_EXERCISE DETAILS_: For the records below, count the lines containing the word "subtitle" and reply with the number alone.

_STUDY MATERIAL_:
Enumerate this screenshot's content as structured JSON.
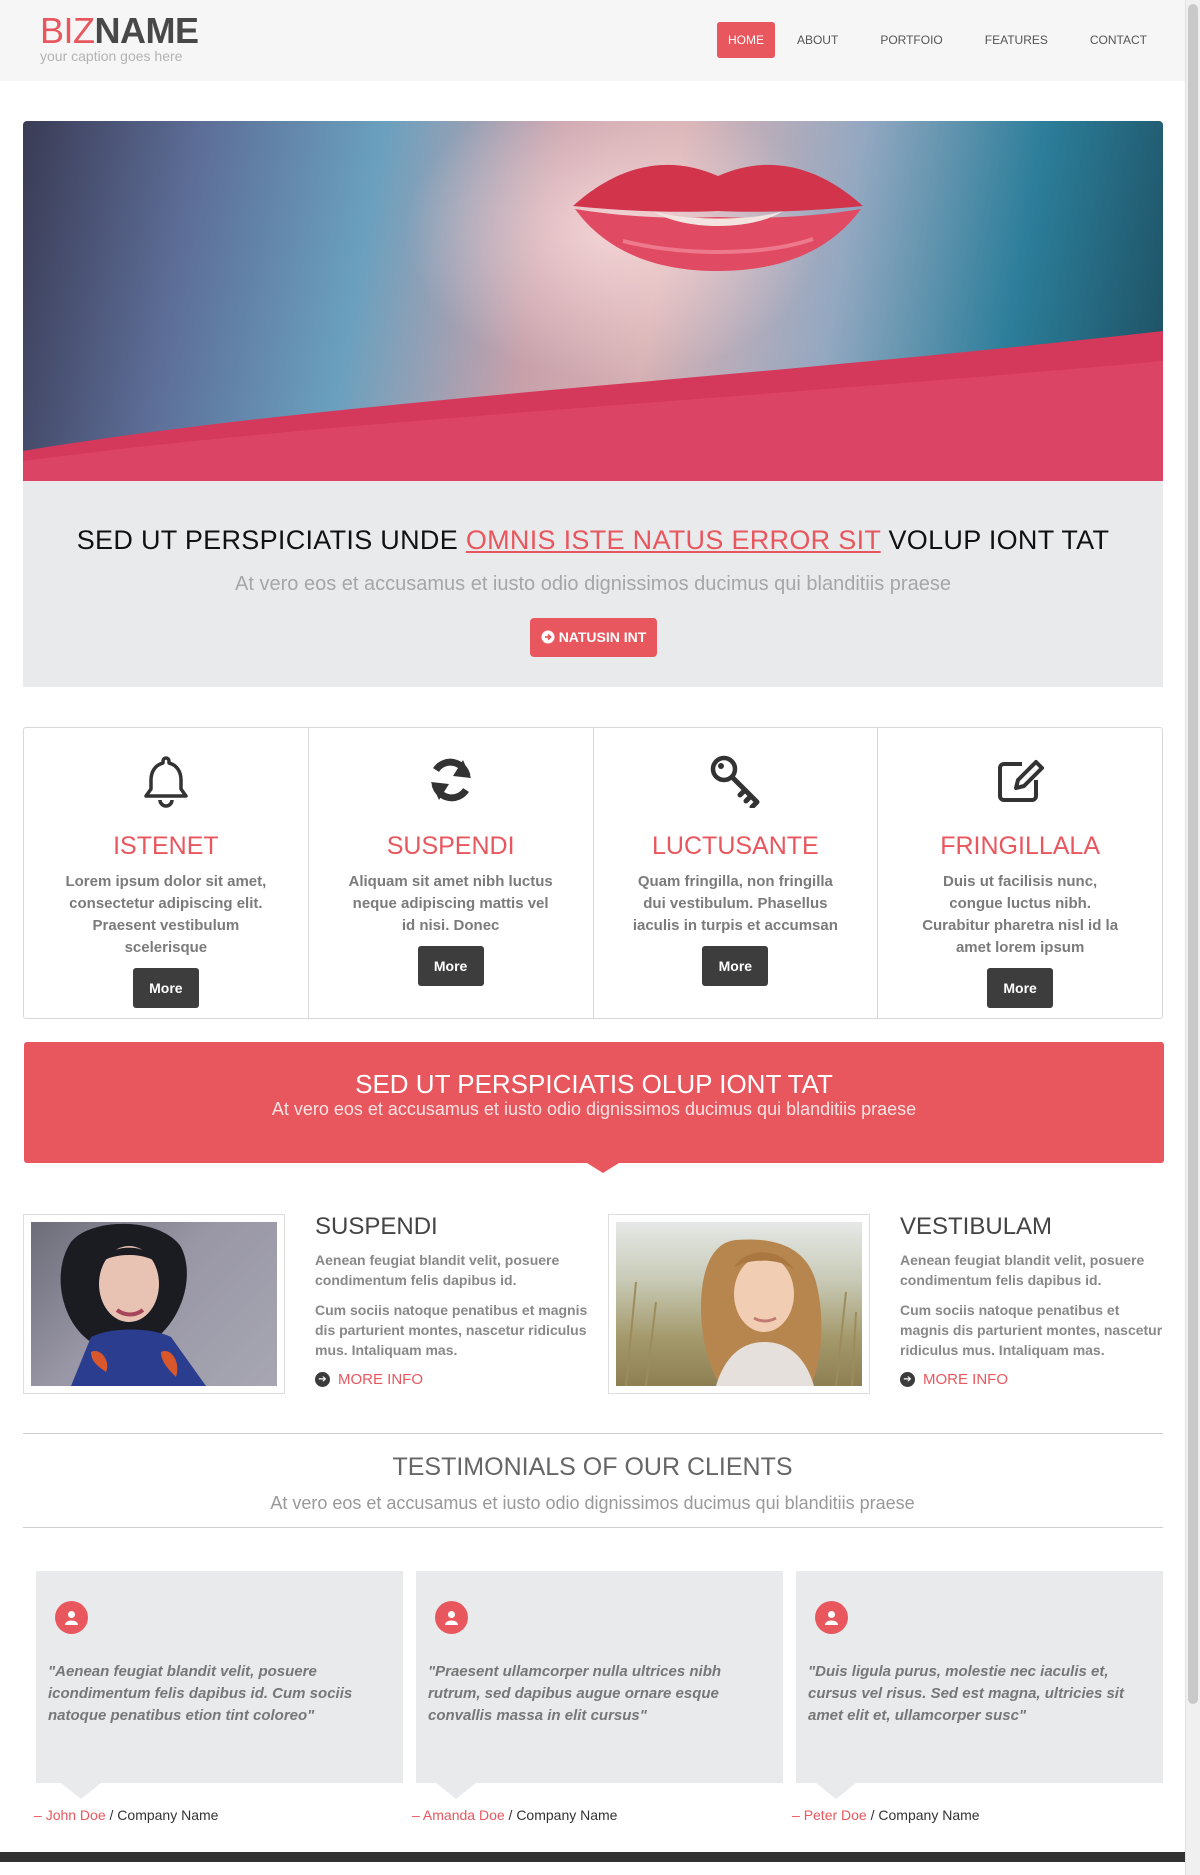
{
  "brand": {
    "logo_part1": "BIZ",
    "logo_part2": "NAME",
    "caption": "your caption goes here"
  },
  "nav": {
    "items": [
      "HOME",
      "ABOUT",
      "PORTFOIO",
      "FEATURES",
      "CONTACT"
    ],
    "active": "HOME"
  },
  "intro": {
    "headline_pre": "SED UT PERSPICIATIS UNDE",
    "headline_highlight": "OMNIS ISTE NATUS ERROR SIT",
    "headline_post": "VOLUP IONT TAT",
    "subtitle": "At vero eos et accusamus et iusto odio dignissimos ducimus qui blanditiis praese",
    "button_icon": "circle-arrow-right-icon",
    "button_label": "NATUSIN INT"
  },
  "features": [
    {
      "icon": "bell-icon",
      "title": "ISTENET",
      "text": "Lorem ipsum dolor sit amet, consectetur adipiscing elit. Praesent vestibulum scelerisque",
      "button": "More"
    },
    {
      "icon": "refresh-icon",
      "title": "SUSPENDI",
      "text": "Aliquam sit amet nibh luctus neque adipiscing mattis vel id nisi. Donec",
      "button": "More"
    },
    {
      "icon": "key-icon",
      "title": "LUCTUSANTE",
      "text": "Quam fringilla, non fringilla dui vestibulum. Phasellus iaculis in turpis et accumsan",
      "button": "More"
    },
    {
      "icon": "edit-icon",
      "title": "FRINGILLALA",
      "text": "Duis ut facilisis nunc, congue luctus nibh. Curabitur pharetra nisl id la amet lorem ipsum",
      "button": "More"
    }
  ],
  "banner": {
    "title": "SED UT PERSPICIATIS OLUP IONT TAT",
    "subtitle": "At vero eos et accusamus et iusto odio dignissimos ducimus qui blanditiis praese"
  },
  "profiles": [
    {
      "title": "SUSPENDI",
      "para1": "Aenean feugiat blandit velit, posuere condimentum felis dapibus id.",
      "para2": "Cum sociis natoque penatibus et magnis dis parturient montes, nascetur ridiculus mus. Intaliquam mas.",
      "link": "MORE INFO"
    },
    {
      "title": "VESTIBULAM",
      "para1": "Aenean feugiat blandit velit, posuere condimentum felis dapibus id.",
      "para2": "Cum sociis natoque penatibus et magnis dis parturient montes, nascetur ridiculus mus. Intaliquam mas.",
      "link": "MORE INFO"
    }
  ],
  "testimonials": {
    "title": "TESTIMONIALS OF OUR CLIENTS",
    "subtitle": "At vero eos et accusamus et iusto odio dignissimos ducimus qui blanditiis praese",
    "items": [
      {
        "quote": "\"Aenean feugiat blandit velit, posuere icondimentum felis dapibus id. Cum sociis natoque penatibus etion tint coloreo\"",
        "dash": "–",
        "name": "John Doe",
        "sep": "/",
        "company": "Company Name"
      },
      {
        "quote": "\"Praesent ullamcorper nulla ultrices nibh rutrum, sed dapibus augue ornare esque convallis massa in elit cursus\"",
        "dash": "–",
        "name": "Amanda Doe",
        "sep": "/",
        "company": "Company Name"
      },
      {
        "quote": "\"Duis ligula purus, molestie nec iaculis et, cursus vel risus. Sed est magna, ultricies sit amet elit et, ullamcorper susc\"",
        "dash": "–",
        "name": "Peter Doe",
        "sep": "/",
        "company": "Company Name"
      }
    ]
  },
  "colors": {
    "accent": "#e8575e",
    "dark_button": "#3d3d3d",
    "band": "#e9eaec"
  }
}
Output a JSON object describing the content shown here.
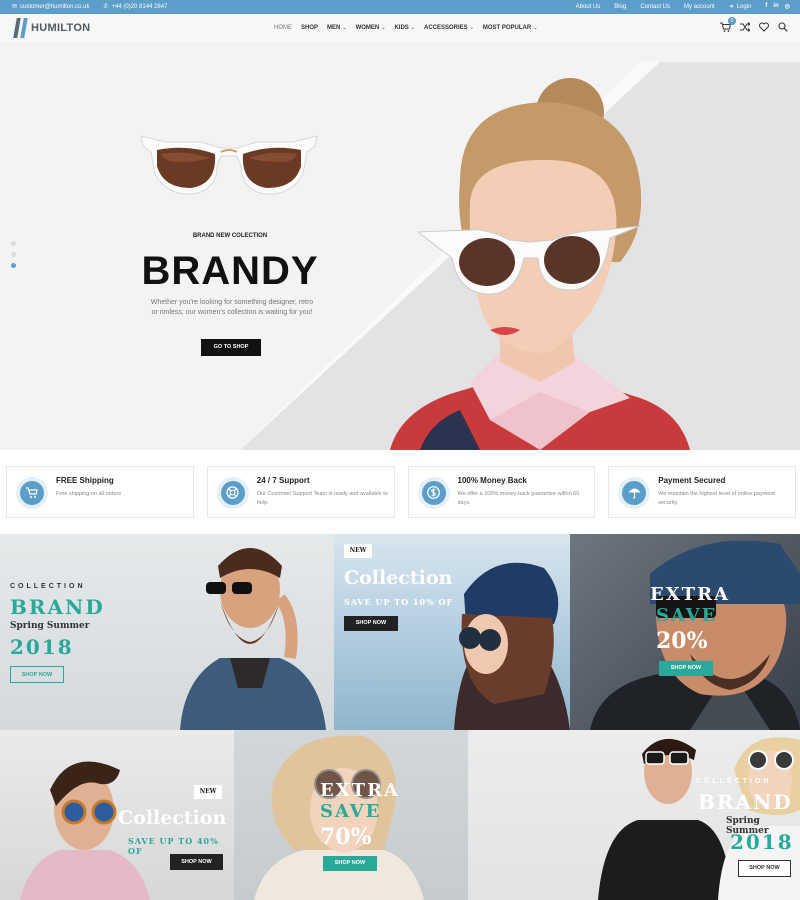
{
  "topbar": {
    "email": "customer@humilton.co.uk",
    "phone": "+44 (0)20 8144 2847",
    "links": [
      "About Us",
      "Blog",
      "Contact Us",
      "My account"
    ],
    "login": "Login",
    "social": [
      "f",
      "in",
      "◎"
    ]
  },
  "header": {
    "logo": "HUMILTON",
    "nav": [
      {
        "label": "HOME"
      },
      {
        "label": "SHOP"
      },
      {
        "label": "MEN"
      },
      {
        "label": "WOMEN"
      },
      {
        "label": "KIDS"
      },
      {
        "label": "ACCESSORIES"
      },
      {
        "label": "MOST POPULAR"
      }
    ],
    "cart_count": "0",
    "icons": [
      "cart-icon",
      "shuffle-icon",
      "heart-icon",
      "search-icon"
    ]
  },
  "hero": {
    "kicker": "BRAND NEW COLECTION",
    "title": "BRANDY",
    "description": "Whether you're looking for something designer, retro or rimless; our women's collection is waiting for you!",
    "button": "GO TO SHOP",
    "slides": 3,
    "active_slide": 3
  },
  "features": [
    {
      "title": "FREE Shipping",
      "desc": "Free shipping on all orders",
      "icon": "cart-icon"
    },
    {
      "title": "24 / 7 Support",
      "desc": "Our Customer Support Team is ready and available to help.",
      "icon": "lifebuoy-icon"
    },
    {
      "title": "100% Money Back",
      "desc": "We offer a 100% money-back guarantee within 60 days.",
      "icon": "dollar-icon"
    },
    {
      "title": "Payment Secured",
      "desc": "We maintain the highest level of online payment security.",
      "icon": "umbrella-icon"
    }
  ],
  "banners": {
    "b1": {
      "kicker": "COLLECTION",
      "title": "BRAND",
      "subtitle": "Spring Summer",
      "year": "2018",
      "button": "SHOP NOW"
    },
    "b2": {
      "tag": "NEW",
      "title": "Collection",
      "subtitle": "SAVE UP TO 10% OF",
      "button": "SHOP NOW"
    },
    "b3": {
      "line1": "EXTRA",
      "line2": "SAVE",
      "percent": "20%",
      "button": "SHOP NOW"
    },
    "b4": {
      "tag": "NEW",
      "title": "Collection",
      "subtitle": "SAVE UP TO 40% OF",
      "button": "SHOP NOW"
    },
    "b5": {
      "line1": "EXTRA",
      "line2": "SAVE",
      "percent": "70%",
      "button": "SHOP NOW"
    },
    "b6": {
      "kicker": "COLLECTION",
      "title": "BRAND",
      "subtitle": "Spring Summer",
      "year": "2018",
      "button": "SHOP NOW"
    }
  },
  "colors": {
    "accent": "#5b9ec9",
    "teal": "#28a99a",
    "dark": "#111111"
  }
}
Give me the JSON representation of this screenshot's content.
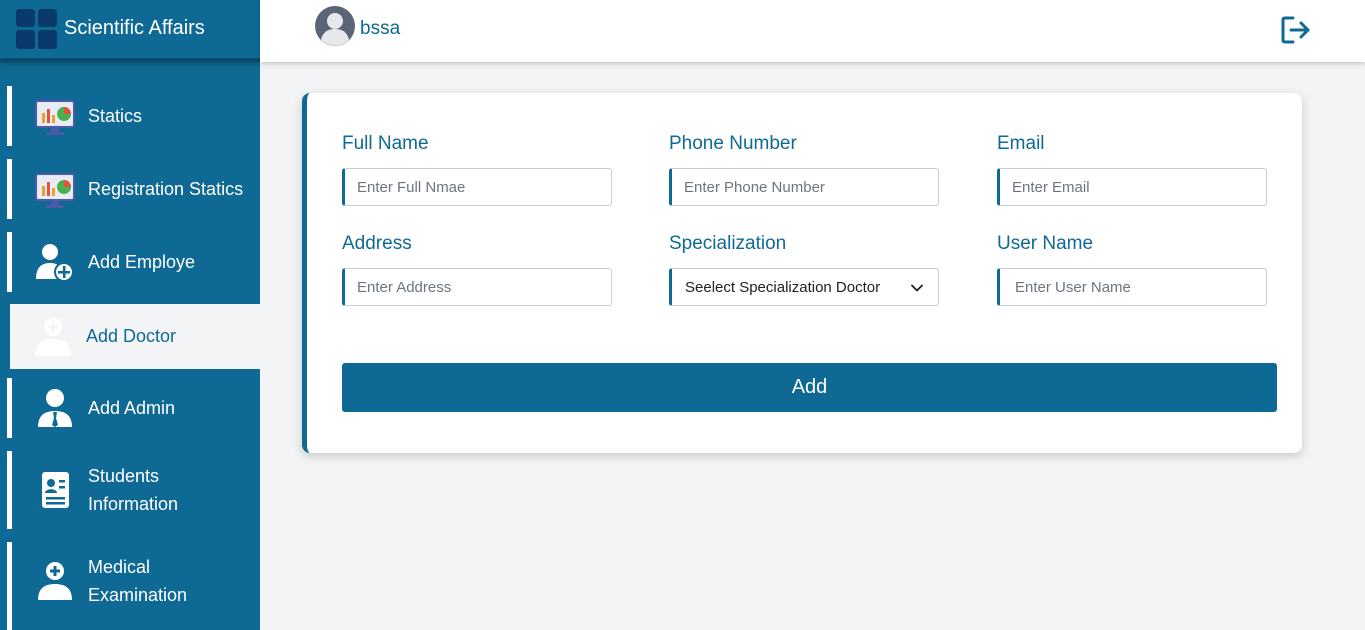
{
  "brand": {
    "title": "Scientific Affairs",
    "logo_icon": "grid-logo-icon"
  },
  "header": {
    "username": "bssa",
    "avatar_icon": "user-avatar-icon",
    "logout_icon": "logout-icon"
  },
  "sidebar": {
    "items": [
      {
        "label": "Statics",
        "icon": "statistics-monitor-icon",
        "active": false
      },
      {
        "label": "Registration Statics",
        "icon": "statistics-monitor-icon",
        "active": false
      },
      {
        "label": "Add Employe",
        "icon": "add-user-icon",
        "active": false
      },
      {
        "label": "Add Doctor",
        "icon": "doctor-icon",
        "active": true
      },
      {
        "label": "Add Admin",
        "icon": "admin-icon",
        "active": false
      },
      {
        "label": "Students Information",
        "line1": "Students",
        "line2": "Information",
        "icon": "id-card-icon",
        "active": false
      },
      {
        "label": "Medical Examination",
        "line1": "Medical",
        "line2": "Examination",
        "icon": "medical-user-icon",
        "active": false
      }
    ]
  },
  "form": {
    "full_name": {
      "label": "Full Name",
      "placeholder": "Enter Full Nmae",
      "value": ""
    },
    "phone": {
      "label": "Phone Number",
      "placeholder": "Enter Phone Number",
      "value": ""
    },
    "email": {
      "label": "Email",
      "placeholder": "Enter Email",
      "value": ""
    },
    "address": {
      "label": "Address",
      "placeholder": "Enter Address",
      "value": ""
    },
    "specialization": {
      "label": "Specialization",
      "selected": "Seelect Specialization Doctor"
    },
    "username": {
      "label": "User Name",
      "placeholder": "Enter User Name",
      "value": ""
    },
    "submit_label": "Add"
  },
  "colors": {
    "primary": "#0e6a94",
    "background": "#f3f4f6",
    "card": "#ffffff"
  }
}
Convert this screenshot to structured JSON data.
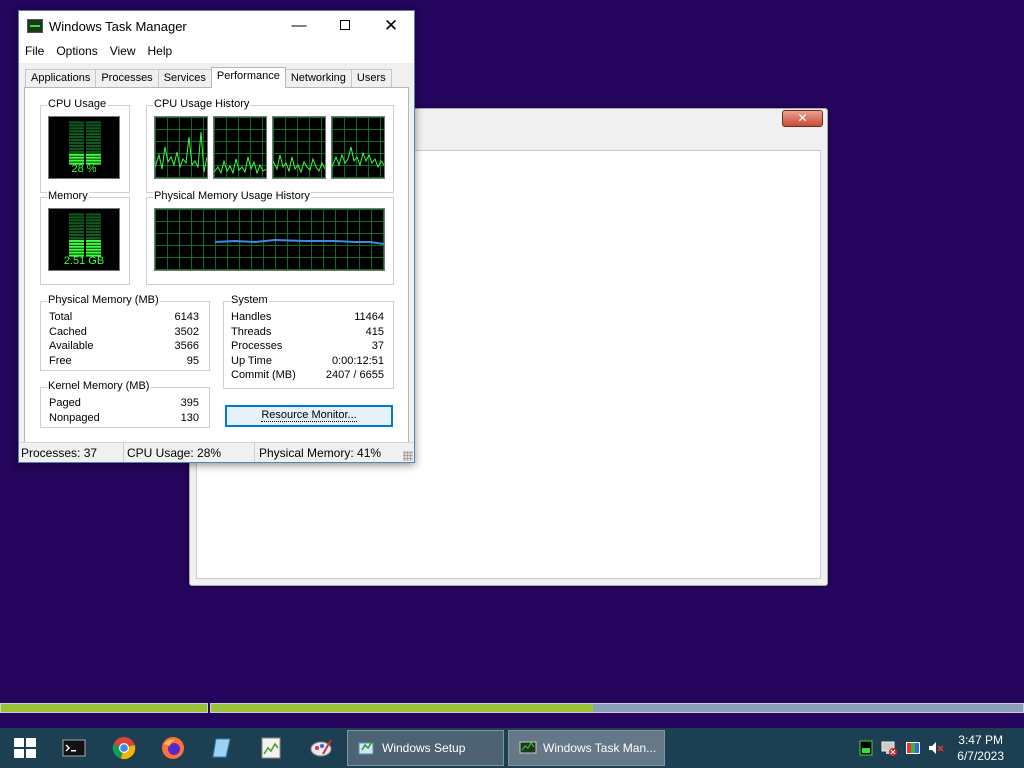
{
  "colors": {
    "desktop": "#25055d",
    "graph_line": "#3dff3d",
    "memory_line": "#3a8ee6",
    "progress_fill": "#9ac33a",
    "taskbar": "#1c3f52"
  },
  "setup_window": {
    "close_label": "✕"
  },
  "task_manager": {
    "title": "Windows Task Manager",
    "menu": [
      "File",
      "Options",
      "View",
      "Help"
    ],
    "tabs": [
      "Applications",
      "Processes",
      "Services",
      "Performance",
      "Networking",
      "Users"
    ],
    "active_tab": "Performance",
    "cpu_usage": {
      "label": "CPU Usage",
      "reading": "28 %",
      "level": 0.28
    },
    "cpu_history": {
      "label": "CPU Usage History"
    },
    "memory": {
      "label": "Memory",
      "reading": "2.51 GB",
      "level": 0.41
    },
    "memory_history": {
      "label": "Physical Memory Usage History"
    },
    "physical_memory": {
      "label": "Physical Memory (MB)",
      "rows": [
        {
          "k": "Total",
          "v": "6143"
        },
        {
          "k": "Cached",
          "v": "3502"
        },
        {
          "k": "Available",
          "v": "3566"
        },
        {
          "k": "Free",
          "v": "95"
        }
      ]
    },
    "kernel_memory": {
      "label": "Kernel Memory (MB)",
      "rows": [
        {
          "k": "Paged",
          "v": "395"
        },
        {
          "k": "Nonpaged",
          "v": "130"
        }
      ]
    },
    "system": {
      "label": "System",
      "rows": [
        {
          "k": "Handles",
          "v": "11464"
        },
        {
          "k": "Threads",
          "v": "415"
        },
        {
          "k": "Processes",
          "v": "37"
        },
        {
          "k": "Up Time",
          "v": "0:00:12:51"
        },
        {
          "k": "Commit (MB)",
          "v": "2407 / 6655"
        }
      ]
    },
    "resource_monitor_button": "Resource Monitor...",
    "status": {
      "processes": "Processes: 37",
      "cpu": "CPU Usage: 28%",
      "memory": "Physical Memory: 41%"
    }
  },
  "progress": {
    "segment1_fill": 1.0,
    "segment2_fill": 0.47
  },
  "taskbar": {
    "pinned": [
      "start-icon",
      "terminal-icon",
      "chrome-icon",
      "firefox-icon",
      "notepad-icon",
      "chart-icon",
      "paint-icon"
    ],
    "windows": [
      {
        "label": "Windows Setup",
        "icon": "setup-icon"
      },
      {
        "label": "Windows Task Man...",
        "icon": "task-manager-icon"
      }
    ],
    "time": "3:47 PM",
    "date": "6/7/2023"
  }
}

_RESPONSE TO THE TASK_: 7